John Bell, who commenced carding wool in the year 1827 "on

the river at what was then called Chamber's Hill a few rods

above the first plank road gate." Can some reader identify the

spot?

Thomas L. Hawkins is a name familiar to all who have the

least knowledge of the early annals of Fremont. He was the

town rhymster and the fact that his father was associated with

him in building a mill dam near the site of the old June dam;

in digging a mill race and constructing the first grist mill;-

not to mention the horse-boat and the dog-ferry - makes some

mention of these two eccentric characters a legitimate part of

river annals. The elder Hawkins spent a season or two here

about 1817 and 18. His dress, according to Mr. Homer Everett,

 

* Reuben Rice, Elmore. Journal, September 10, 1875.



246 Ohio Arch

246       Ohio Arch. and Hist. Society Publications.

 

was of the fashion of 1776. One year he made the whole jour-

ney from Kentucky, where he resided, to Lower Sandusky, on a

short-horned ox, using a side saddle tightly girthed on. After

the grist mill was built and the spring freshet came the old gen-

tleman watched the ice and water with great anxiety. At last

his dam began to move steadily down stream.  The old man

lifted his hat from his head and exclaimed: "The Lord giveth

and the Lord taketh away, blessed be the name of the Lord; but

the Devil take my precious soul if I do not built it up again."

This elder Hawkins kept a canoe in his mill pond. One

day a Frenchman took it to hunt ducks and after landing on the

opposite side left his gun in it and went off to gather plums.

The old man waded the river and got his canoe; fired off the

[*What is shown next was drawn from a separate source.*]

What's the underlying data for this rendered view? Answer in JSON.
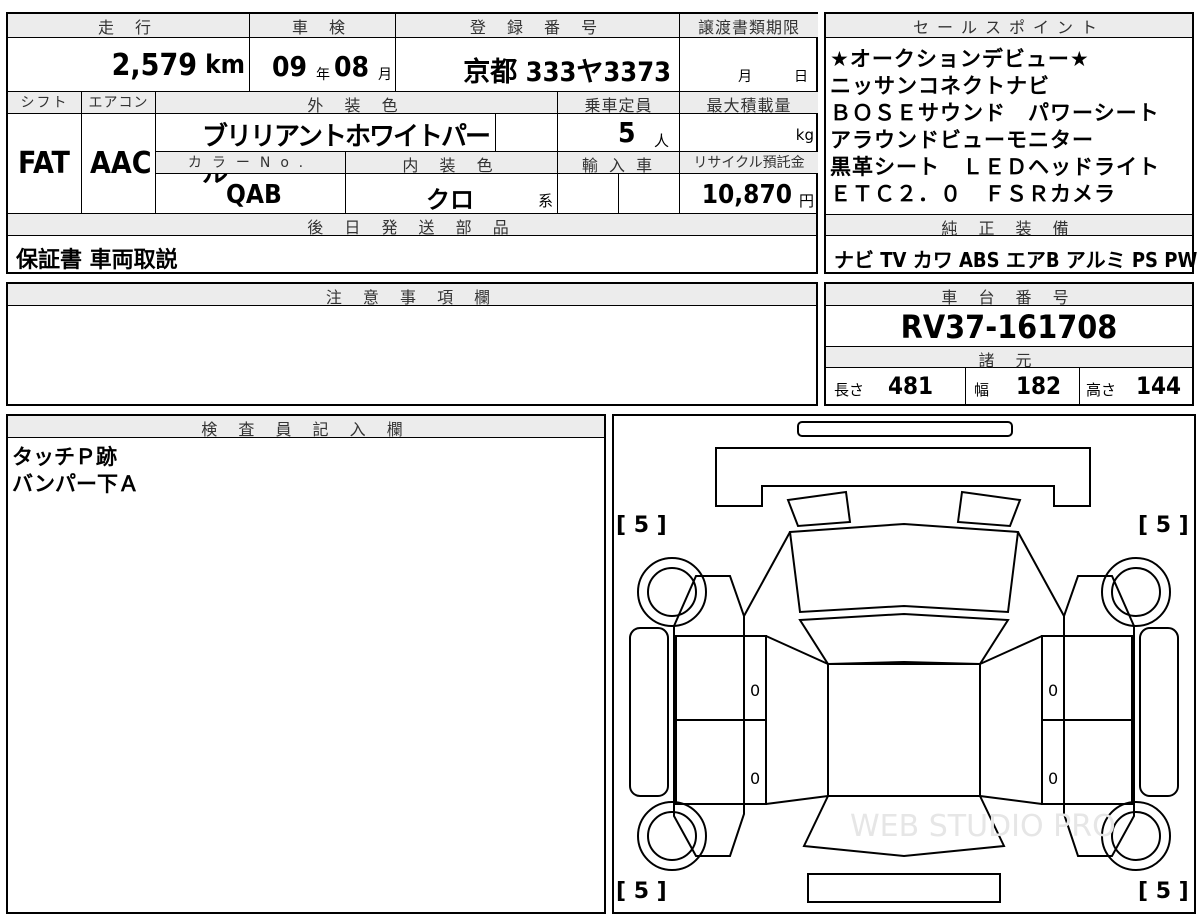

Frenchman's gun, and paddled back. Fastening the canoe he

hastened to Judge Harrington and had the Frenchman fined fif-

teen dollars for taking one canoe. But the Frenchman was his

equal. He laid a counter claim for the same sum for shooting

off his gun one time for nothing. Unfortunately early annals

failed to relate the outcome of this suit.

The old man missed slabs and fancied they were appropri-

ated for firewood. He bored some long ones and filled them

with powder. The next morning a tremendous explosion in a

neighboring log cabin took out the whole gable end. The towns-

people naturally concluded this was dangerous and though the

culprit owned up to stealing the slabs, Hawkins was arrested and

arraigned. His plea was that his slabs were green and wouldn't

burn without some powder to help them, and he claimed the right

to treat his own slabs just as he pleased!

Such were some of the eccentric characters who walked our

streets and plied our river nearly a century ago. Trivial, indeed,

are many of these annals, and yet, if by their presence, the reader

sniffs up something of the essence of local history, no apology is

required for their insertion. The scrawl and the blot are inher-

ent parts of the original autograph which the past has written all

over our Sandusky Valley; who would wish them copied out in

fair chirography?  Frontier life has passed far on:

"We may build more splendid habitations,

Fill our rooms with paintings and with sculpture,

But we cannot buy with gold the old associations."



247